Reasons for problematic testimony
Eyewitness testimony is an account a victim or a bystander gives in the courtroom, describing what they saw during a crime. The witness testifies under oath. Unfortunately, even when the eyewitness gives their perspective in good faith, there are several reasons why this testimony may be unreliable.
Memory is fallible and often unreliable; people can easily forget small details or misremember what happened during a traumatic event. Stress, age and the time-sensitive nature of memories can also make it hard to accurately recall events that occurred in the past.
Studies have also found that suggestibility can play a role in how reliable an eyewitness’s testimony is. People are often influenced by outside factors, such as leading questions or pressure from authority figures, which can cause them to misremember key facts or embellish certain details.
Finally, implicit biases based on gender, race or socioeconomic background can affect how accurately an eyewitness reports information. These biases can lead to wrongful convictions of innocent people, especially if the eyewitness is from a different demographic than the defendant.
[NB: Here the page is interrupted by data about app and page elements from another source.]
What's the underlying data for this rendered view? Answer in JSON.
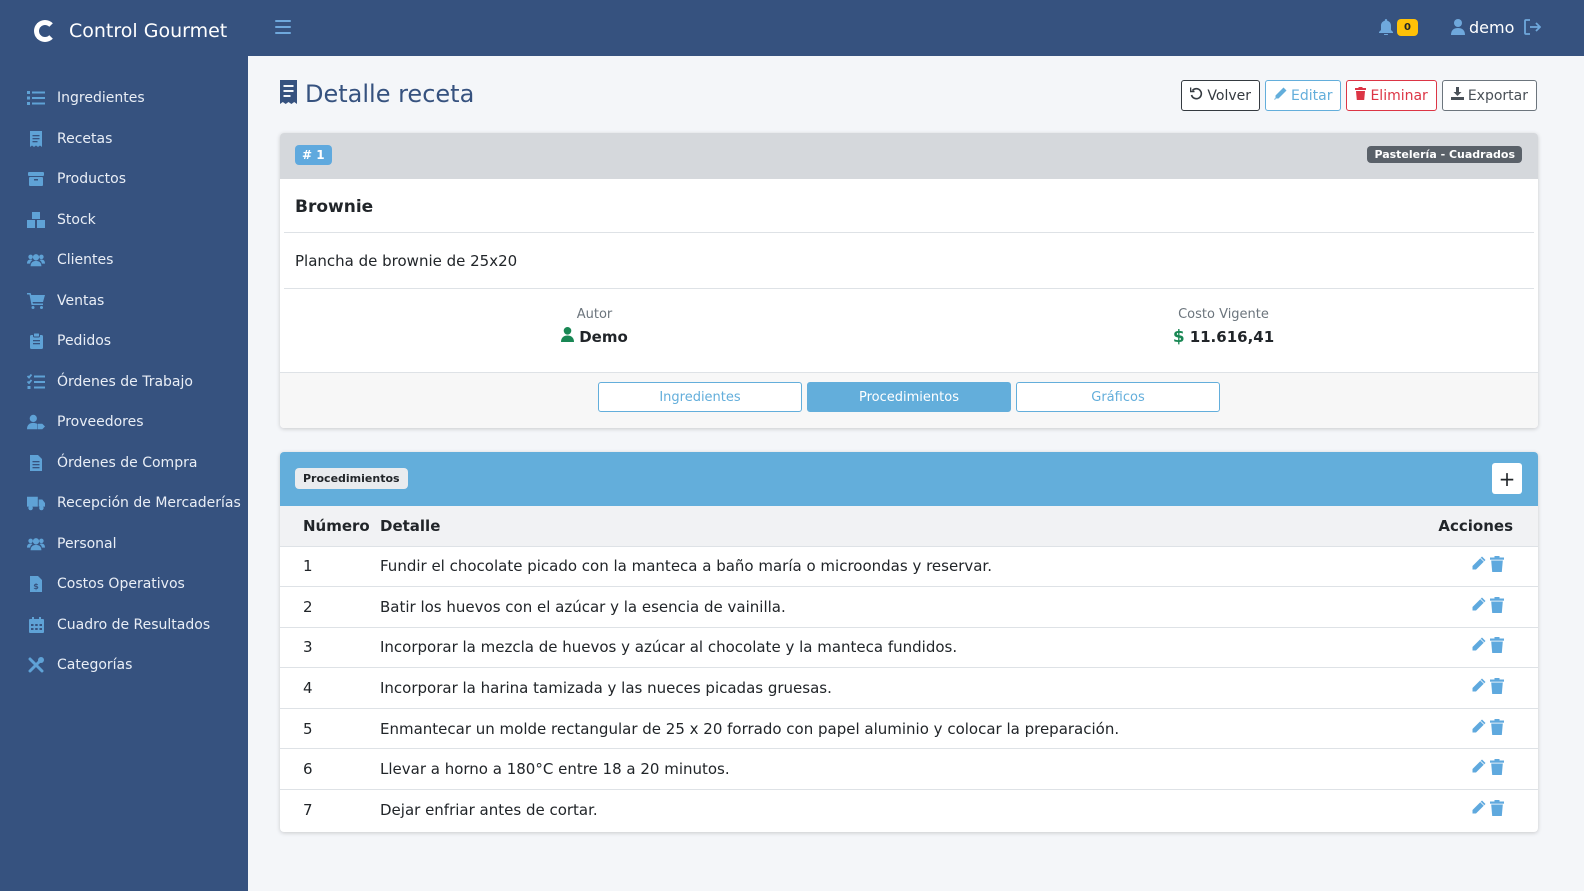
{
  "app": {
    "name": "Control Gourmet"
  },
  "sidebar": {
    "items": [
      {
        "label": "Ingredientes",
        "icon": "list-icon"
      },
      {
        "label": "Recetas",
        "icon": "receipt-icon"
      },
      {
        "label": "Productos",
        "icon": "box-icon"
      },
      {
        "label": "Stock",
        "icon": "boxes-icon"
      },
      {
        "label": "Clientes",
        "icon": "users-icon"
      },
      {
        "label": "Ventas",
        "icon": "cart-icon"
      },
      {
        "label": "Pedidos",
        "icon": "clipboard-icon"
      },
      {
        "label": "Órdenes de Trabajo",
        "icon": "tasks-icon"
      },
      {
        "label": "Proveedores",
        "icon": "user-tag-icon"
      },
      {
        "label": "Órdenes de Compra",
        "icon": "file-icon"
      },
      {
        "label": "Recepción de Mercaderías",
        "icon": "truck-icon"
      },
      {
        "label": "Personal",
        "icon": "users-icon"
      },
      {
        "label": "Costos Operativos",
        "icon": "invoice-icon"
      },
      {
        "label": "Cuadro de Resultados",
        "icon": "calendar-icon"
      },
      {
        "label": "Categorías",
        "icon": "tools-icon"
      }
    ]
  },
  "topbar": {
    "notifications": "0",
    "user": "demo"
  },
  "page": {
    "title": "Detalle receta"
  },
  "actions": {
    "back": "Volver",
    "edit": "Editar",
    "delete": "Eliminar",
    "export": "Exportar"
  },
  "recipe": {
    "id": "# 1",
    "category": "Pastelería - Cuadrados",
    "name": "Brownie",
    "description": "Plancha de brownie de 25x20",
    "author_label": "Autor",
    "author": "Demo",
    "cost_label": "Costo Vigente",
    "cost": "11.616,41"
  },
  "tabs": [
    "Ingredientes",
    "Procedimientos",
    "Gráficos"
  ],
  "procedures": {
    "badge": "Procedimientos",
    "add": "+",
    "columns": {
      "num": "Número",
      "detail": "Detalle",
      "actions": "Acciones"
    },
    "rows": [
      {
        "num": "1",
        "detail": "Fundir el chocolate picado con la manteca a baño maría o microondas y reservar."
      },
      {
        "num": "2",
        "detail": "Batir los huevos con el azúcar y la esencia de vainilla."
      },
      {
        "num": "3",
        "detail": "Incorporar la mezcla de huevos y azúcar al chocolate y la manteca fundidos."
      },
      {
        "num": "4",
        "detail": "Incorporar la harina tamizada y las nueces picadas gruesas."
      },
      {
        "num": "5",
        "detail": "Enmantecar un molde rectangular de 25 x 20 forrado con papel aluminio y colocar la preparación."
      },
      {
        "num": "6",
        "detail": "Llevar a horno a 180°C entre 18 a 20 minutos."
      },
      {
        "num": "7",
        "detail": "Dejar enfriar antes de cortar."
      }
    ]
  },
  "colors": {
    "sidebar": "#36527f",
    "accent": "#63aedb",
    "danger": "#dc3545",
    "warning": "#ffc107",
    "success": "#198754"
  }
}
A criminal conviction significantly disrupts life for the defendants, their families, friends, and other people who depend on them. Although some witness statements are unreliable, other witnesses and evidence may prove your innocence. Juries may disregard inaccurate testimony if the preponderance of evidence supports you.